“We want to take the necessary measures to protect the interests of genuine students,” said the email, which was sent on February 14 this year.
Applications through ECU’s on-campus travel provider, Edith Cowan College, have also been suspended.
“We want to take necessary measures to protect the interests of genuine students”
Other changes at ECU include enforcing a 300-word statement of purpose requirement for all courses to ensure students can demonstrate they have “genuine intentions” to study and meet immigration requirements.
ECU will increase financial checks for all students from India and verify the authenticity of their financial statements to ensure they have the necessary funds to support their studies at the institution.
“Furthermore, we will not accept ‘cash’ salaries as acceptable sources of finance.

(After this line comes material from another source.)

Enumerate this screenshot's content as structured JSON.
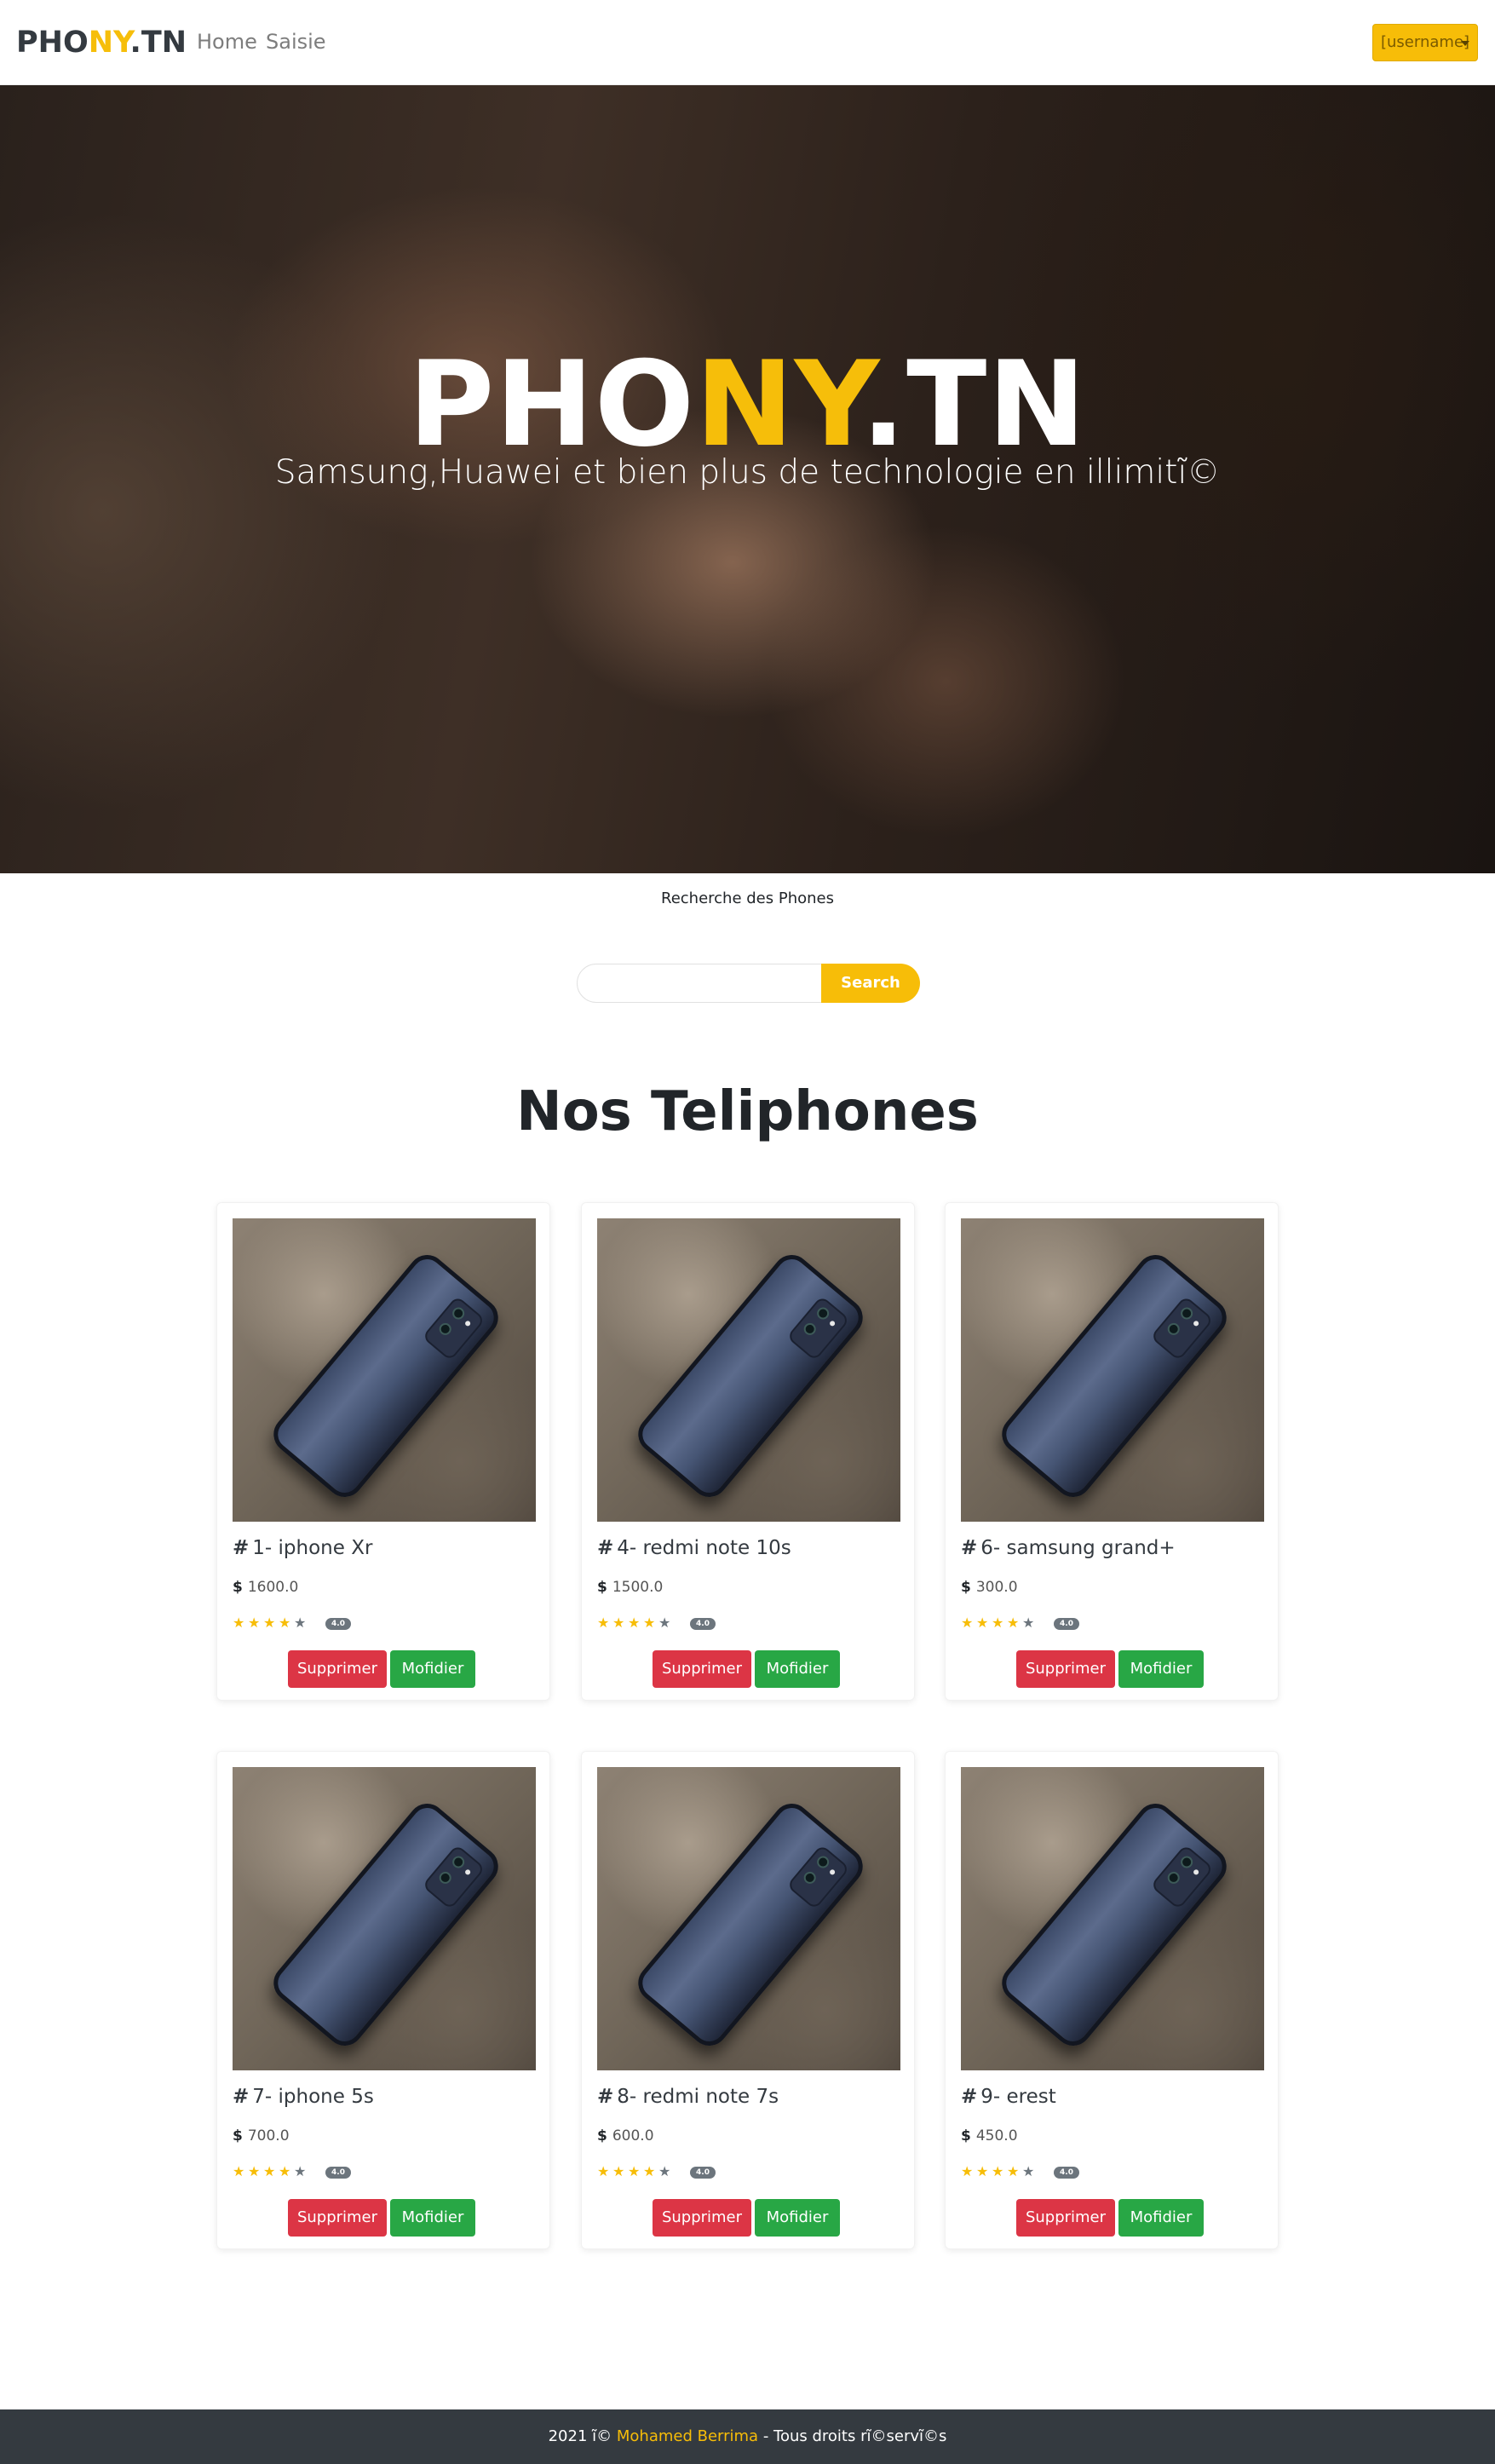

We require students to provide us with verifiable proof of income to ensure they have the necessary funds to support their studies,” the email to agents said.
In the past, Indian students have used unscrupulous lenders to fund their studies abroad, putting them under severe financial pressure – something the new ECU measures are likely to help address.

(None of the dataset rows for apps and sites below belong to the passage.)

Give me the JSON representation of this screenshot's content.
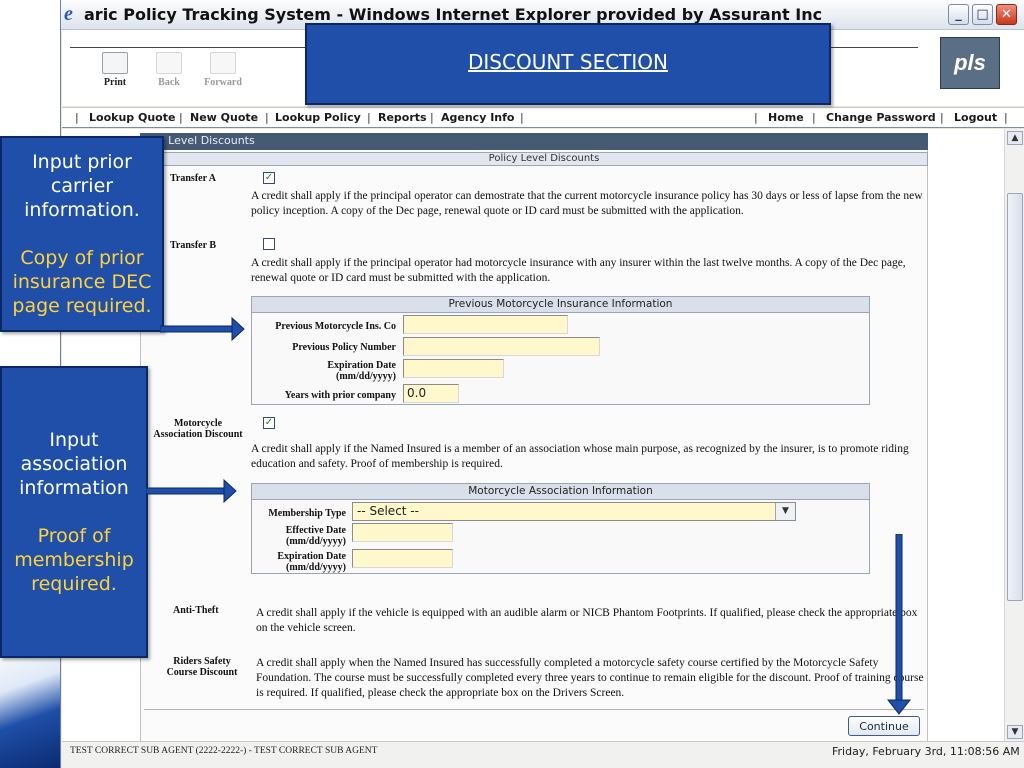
{
  "window": {
    "title": "aric Policy Tracking System - Windows Internet Explorer provided by Assurant Inc",
    "minimize": "_",
    "maximize": "□",
    "close": "✕"
  },
  "toolbar": {
    "print": "Print",
    "back": "Back",
    "forward": "Forward",
    "logo_text": "pls"
  },
  "menu": {
    "items": [
      "Lookup Quote",
      "New Quote",
      "Lookup Policy",
      "Reports",
      "Agency Info"
    ],
    "right_items": [
      "Home",
      "Change Password",
      "Logout"
    ],
    "separator": "|"
  },
  "panel": {
    "title": "licy Level Discounts",
    "subtitle": "Policy Level Discounts"
  },
  "transfer_a": {
    "label": "Transfer A",
    "checked": "✓",
    "text": "A credit shall apply if the principal operator can demostrate that the current motorcycle insurance policy has 30 days or less of lapse from the new policy inception. A copy of the Dec page, renewal quote or ID card must be submitted with the application."
  },
  "transfer_b": {
    "label": "Transfer B",
    "checked": "",
    "text": "A credit shall apply if the principal operator had motorcycle insurance with any insurer within the last twelve months. A copy of the Dec page, renewal quote or ID card must be submitted with the application."
  },
  "prior_insurance": {
    "title": "Previous Motorcycle Insurance Information",
    "company_label": "Previous Motorcycle Ins. Co",
    "company_value": "",
    "policy_label": "Previous Policy Number",
    "policy_value": "",
    "exp_label_1": "Expiration Date",
    "exp_label_2": "(mm/dd/yyyy)",
    "exp_value": "",
    "years_label": "Years with prior company",
    "years_value": "0.0"
  },
  "association": {
    "label_1": "Motorcycle",
    "label_2": "Association Discount",
    "checked": "✓",
    "text": "A credit shall apply if the Named Insured is a member of an association whose main purpose, as recognized by the insurer, is to promote riding education and safety. Proof of membership is required.",
    "box_title": "Motorcycle Association Information",
    "type_label": "Membership Type",
    "type_value": "-- Select --",
    "eff_label_1": "Effective Date",
    "eff_label_2": "(mm/dd/yyyy)",
    "eff_value": "",
    "exp_label_1": "Expiration Date",
    "exp_label_2": "(mm/dd/yyyy)",
    "exp_value": ""
  },
  "anti_theft": {
    "label": "Anti-Theft",
    "text": "A credit shall apply if the vehicle is equipped with an audible alarm or NICB Phantom Footprints. If qualified, please check the appropriate box on the vehicle screen."
  },
  "riders_safety": {
    "label_1": "Riders Safety",
    "label_2": "Course Discount",
    "text": "A credit shall apply when the Named Insured has successfully completed a motorcycle safety course certified by the Motorcycle Safety Foundation. The course must be successfully completed every three years to continue to remain eligible for the discount. Proof of training course is required. If qualified, please check the appropriate box on the Drivers Screen."
  },
  "continue_label": "Continue",
  "status": {
    "left": "TEST CORRECT SUB AGENT (2222-2222-) - TEST CORRECT SUB AGENT",
    "right": "Friday, February 3rd, 11:08:56 AM"
  },
  "callouts": {
    "top": "DISCOUNT SECTION",
    "prior_1": "Input prior carrier information.",
    "prior_2": "Copy of prior insurance DEC page required.",
    "assoc_1": "Input association information",
    "assoc_2": "Proof of membership required."
  },
  "colors": {
    "callout_blue": "#1f4fa8",
    "callout_yellow": "#ffd23a",
    "field_yellow": "#fff8cc",
    "panel_head": "#455a73"
  },
  "icons": {
    "ie": "ie-icon",
    "up_arrow": "▲",
    "down_arrow": "▼",
    "select_arrow": "▼"
  }
}
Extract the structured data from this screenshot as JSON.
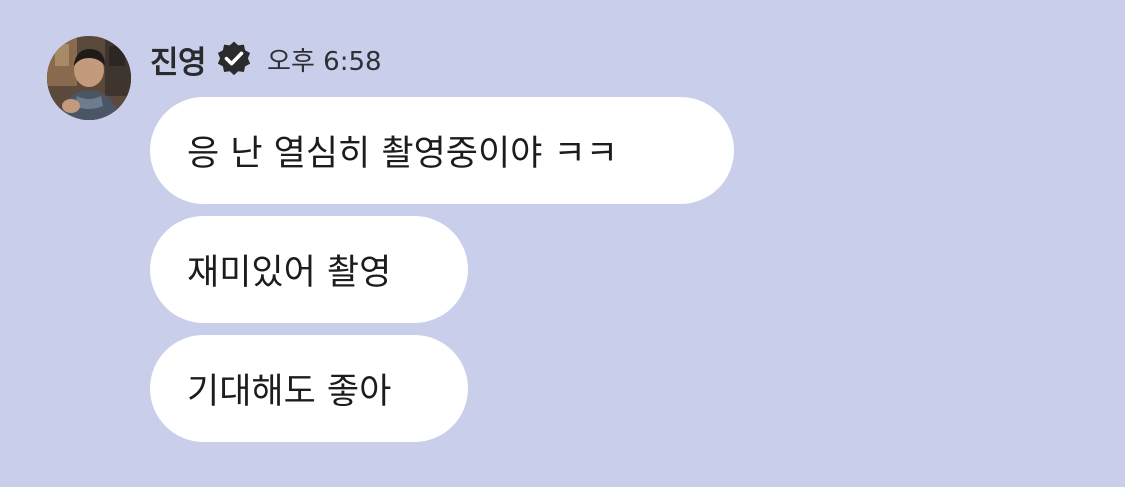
{
  "theme": {
    "background": "#c9cfea",
    "bubble": "#ffffff",
    "text": "#1c1c1e",
    "verified_badge": "#2b2b2e"
  },
  "message_group": {
    "sender": {
      "name": "진영",
      "verified": true,
      "avatar_icon": "profile-photo"
    },
    "time": "오후 6:58",
    "messages": [
      {
        "text": "응 난 열심히 촬영중이야 ㅋㅋ"
      },
      {
        "text": "재미있어 촬영"
      },
      {
        "text": "기대해도 좋아"
      }
    ]
  }
}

The next step to improve the GTE ECU screening process will be video interviews as part of the application process.
“Edith Cowan University is a quality-focused institution with an environment that attracts quality students from around the world who thrive and succeed with our university,” Edith Cowan University Vice Chancellor and Vice President (International), Jake Garman, told The PIE.

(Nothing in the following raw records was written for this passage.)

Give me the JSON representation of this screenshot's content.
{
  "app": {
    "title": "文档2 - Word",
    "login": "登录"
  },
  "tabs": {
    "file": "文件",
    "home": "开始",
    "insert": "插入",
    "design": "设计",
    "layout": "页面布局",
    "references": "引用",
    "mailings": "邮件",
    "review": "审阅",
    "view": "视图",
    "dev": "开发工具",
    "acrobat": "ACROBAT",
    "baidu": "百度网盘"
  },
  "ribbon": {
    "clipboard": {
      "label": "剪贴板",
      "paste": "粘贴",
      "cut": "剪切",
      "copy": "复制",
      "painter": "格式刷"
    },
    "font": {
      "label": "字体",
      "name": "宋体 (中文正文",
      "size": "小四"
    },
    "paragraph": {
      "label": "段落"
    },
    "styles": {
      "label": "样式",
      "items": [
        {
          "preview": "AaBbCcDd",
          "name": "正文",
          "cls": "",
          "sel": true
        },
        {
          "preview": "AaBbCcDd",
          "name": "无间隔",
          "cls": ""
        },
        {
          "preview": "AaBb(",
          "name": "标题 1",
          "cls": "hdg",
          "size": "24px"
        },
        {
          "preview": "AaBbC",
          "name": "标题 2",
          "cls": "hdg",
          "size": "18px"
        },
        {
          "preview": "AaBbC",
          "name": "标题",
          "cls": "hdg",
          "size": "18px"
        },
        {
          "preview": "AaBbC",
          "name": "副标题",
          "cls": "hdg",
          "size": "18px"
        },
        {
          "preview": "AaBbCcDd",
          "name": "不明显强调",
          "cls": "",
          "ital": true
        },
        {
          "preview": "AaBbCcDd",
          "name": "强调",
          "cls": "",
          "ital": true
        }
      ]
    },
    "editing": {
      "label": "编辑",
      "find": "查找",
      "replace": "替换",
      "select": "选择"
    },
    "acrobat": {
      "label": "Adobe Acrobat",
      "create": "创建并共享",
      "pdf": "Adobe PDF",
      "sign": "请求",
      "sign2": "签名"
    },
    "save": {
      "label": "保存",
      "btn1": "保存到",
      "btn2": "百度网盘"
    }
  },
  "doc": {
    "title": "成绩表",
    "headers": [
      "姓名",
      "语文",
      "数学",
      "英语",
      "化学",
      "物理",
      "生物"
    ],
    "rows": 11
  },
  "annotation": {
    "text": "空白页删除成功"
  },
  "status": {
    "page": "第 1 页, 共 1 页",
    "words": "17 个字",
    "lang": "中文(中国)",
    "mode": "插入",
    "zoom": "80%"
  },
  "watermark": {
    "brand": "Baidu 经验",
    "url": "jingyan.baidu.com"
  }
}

“We foster and maintain highly effective working relationships with many agents in India as well as countries around the world.
“We foster and maintain highly effective working relationships with many agents in India”
“Part of ECU’s commitment to ensuring that all our agents provide the highest quality service to our prospective students is our consistent monitoring of shifts and trends in the international student market that could impact the quality of that service.”
Garman said GTE requirements are alive and proactive with ECU’s strategies to protect the integrity of the application process to benefit the institution’s network of agent partnerships and prospective students who want to join the university.
“ECU recently held a comprehensive webinar for ECU Education Agents in India to provide our agents with an opportunity to understand the details of the GTE changes,” added Garman.
Last year, Australia’s immigration department became aware of fraudulent student visa applications submitted through agents from parts of India, exacerbating the country’s visa backlog crisis at the time.
An Indian agent told The Indian Express in June 2022 that the DHA had uncovered around 600 cases of fraud from Haryana and Punjab – the same regions from which ECU had suspended undergraduate recruitment.
In July last year, Catriona Jackson, CEO of University Australia, told The PIE that her organization was aware of the issue and understood it was occurring across all education sectors, not just Australian universities.
And in November 2022, Phil Honeywood, CEO of the International Education Association in Australia, told The PIE that visa fraud in the country was “worrying, particularly from Nepal and three states in India”.
Immigration data at the time showed that visa approvals from India, Nepal and Sri Lanka for student visas fell sharply, with vocational applicants particularly affected.
Honeywood told The PIE that Australia’s Department of Home Affairs had “reacted quickly” to concerns about visa fraud and “student visa approvals in Nepal have averaged only 9% over the past few months.